How to Write a Dissertation Abstract in 5 Simple Steps

The abstract is a vital component of any dissertation. It is presented at the beginning and has a major impact on the readers. Here are some valuable steps that you can use in constructing your abstract for your dissertation

  • Introduce your topic in the first sentence of your abstract.
  • Of course, this will be difficult since it requires skimming all the necessary information and writing it down while giving the most appropriate amount of information to the reader. Keep in mind that when you write your dissertation, your readers are your examiners. When you begin to write bear in mind that your readers are well aware of what you are about to discuss and you need to highlight your topic and its originality at your best.

  • State and summarize the problem that you have planned on presenting in your dissertation.
  • You now have to write about the focus of your paper. Emphasize on your key question. Again, make sure that you do this in one sentence. This should be the most concise and intriguing sentence of your abstract since it will have to attract the reader’s interest.

  • How you were able to take up this topic and built a reasonable argument against or for it?
  • This is what you have to focus on next. Explain what your big idea is. What makes your perspective worth reading? Make sure that you are able to convince the reader to turn to the next page of your dissertation.

  • How did you conduct your research related to your big idea successfully?
  • This is going to be the longest sentence that you have to write in your abstract. The longer it is, the more detail needs to be present it .but don’t drag it for too long because then the abstract will lose its meaning. Tell your readers if you conducted any experiments, case studies or surveys. Since you are covering a long time worth research, then you’re bound to have some space for writing it down.

  • Make the abstract burst in the end telling the reader about the impact of your research.

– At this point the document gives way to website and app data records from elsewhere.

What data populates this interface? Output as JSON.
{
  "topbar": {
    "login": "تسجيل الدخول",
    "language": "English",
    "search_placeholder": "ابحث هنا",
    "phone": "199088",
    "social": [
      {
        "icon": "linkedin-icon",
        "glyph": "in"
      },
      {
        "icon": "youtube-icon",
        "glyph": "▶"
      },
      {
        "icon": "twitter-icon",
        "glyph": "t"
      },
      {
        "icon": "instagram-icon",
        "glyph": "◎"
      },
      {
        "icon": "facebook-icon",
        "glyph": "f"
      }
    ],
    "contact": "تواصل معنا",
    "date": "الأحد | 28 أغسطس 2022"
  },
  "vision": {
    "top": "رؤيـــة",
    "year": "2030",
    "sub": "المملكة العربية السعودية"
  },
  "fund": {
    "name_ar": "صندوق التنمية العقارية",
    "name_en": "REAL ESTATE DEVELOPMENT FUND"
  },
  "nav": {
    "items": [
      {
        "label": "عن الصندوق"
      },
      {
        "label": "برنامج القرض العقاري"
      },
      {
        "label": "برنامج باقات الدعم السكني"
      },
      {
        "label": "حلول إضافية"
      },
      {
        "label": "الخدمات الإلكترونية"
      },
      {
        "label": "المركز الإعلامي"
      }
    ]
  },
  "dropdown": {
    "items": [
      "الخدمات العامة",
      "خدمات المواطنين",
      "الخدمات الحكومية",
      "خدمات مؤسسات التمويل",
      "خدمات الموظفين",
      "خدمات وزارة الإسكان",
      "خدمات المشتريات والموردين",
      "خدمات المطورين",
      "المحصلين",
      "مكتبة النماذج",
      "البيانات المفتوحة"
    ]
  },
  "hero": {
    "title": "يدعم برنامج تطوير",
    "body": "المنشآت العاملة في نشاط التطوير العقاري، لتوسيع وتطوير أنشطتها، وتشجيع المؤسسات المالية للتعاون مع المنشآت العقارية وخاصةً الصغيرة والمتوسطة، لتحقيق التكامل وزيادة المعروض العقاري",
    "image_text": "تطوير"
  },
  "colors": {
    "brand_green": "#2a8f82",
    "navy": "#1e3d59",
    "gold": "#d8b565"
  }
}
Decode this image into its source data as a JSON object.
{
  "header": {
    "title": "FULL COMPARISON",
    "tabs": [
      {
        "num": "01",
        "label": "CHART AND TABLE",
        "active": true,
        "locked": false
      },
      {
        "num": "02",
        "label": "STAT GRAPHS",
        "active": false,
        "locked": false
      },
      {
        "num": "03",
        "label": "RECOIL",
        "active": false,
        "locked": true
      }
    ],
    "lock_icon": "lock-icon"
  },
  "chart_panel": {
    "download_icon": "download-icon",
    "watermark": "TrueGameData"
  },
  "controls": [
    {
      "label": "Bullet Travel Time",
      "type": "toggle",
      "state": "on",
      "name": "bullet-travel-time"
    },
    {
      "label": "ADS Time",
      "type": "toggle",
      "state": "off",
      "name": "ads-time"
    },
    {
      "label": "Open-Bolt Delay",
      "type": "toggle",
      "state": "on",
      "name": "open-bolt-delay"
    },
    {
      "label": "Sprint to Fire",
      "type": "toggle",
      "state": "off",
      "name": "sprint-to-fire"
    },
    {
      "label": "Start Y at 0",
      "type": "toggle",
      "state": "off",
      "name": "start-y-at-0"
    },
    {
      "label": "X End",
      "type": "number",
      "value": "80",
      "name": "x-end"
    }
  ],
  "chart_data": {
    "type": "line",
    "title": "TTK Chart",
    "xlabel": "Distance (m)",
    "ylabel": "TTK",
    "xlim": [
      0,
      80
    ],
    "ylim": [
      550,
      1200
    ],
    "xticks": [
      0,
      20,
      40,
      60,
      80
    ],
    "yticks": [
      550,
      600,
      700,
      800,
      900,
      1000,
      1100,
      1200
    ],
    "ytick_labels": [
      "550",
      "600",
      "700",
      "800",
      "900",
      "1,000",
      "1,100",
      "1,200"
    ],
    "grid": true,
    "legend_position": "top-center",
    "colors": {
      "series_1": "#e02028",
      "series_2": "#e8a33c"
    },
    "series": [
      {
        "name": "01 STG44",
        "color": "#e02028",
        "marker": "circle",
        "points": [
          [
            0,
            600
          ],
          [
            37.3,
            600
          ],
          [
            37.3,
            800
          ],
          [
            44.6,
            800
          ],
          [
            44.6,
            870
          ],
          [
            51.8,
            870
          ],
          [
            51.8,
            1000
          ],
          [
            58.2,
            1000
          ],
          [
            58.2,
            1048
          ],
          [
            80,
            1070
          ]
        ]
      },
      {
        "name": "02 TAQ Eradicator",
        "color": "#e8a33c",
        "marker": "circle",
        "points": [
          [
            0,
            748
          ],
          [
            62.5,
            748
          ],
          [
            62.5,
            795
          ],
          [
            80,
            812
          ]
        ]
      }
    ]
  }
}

You don’t have to discuss the outcome of your experiment. What this portion requires is a summary of all the implications that you have presented. Explain what it all means? Why should people give heed to it? And what good can come out of your research?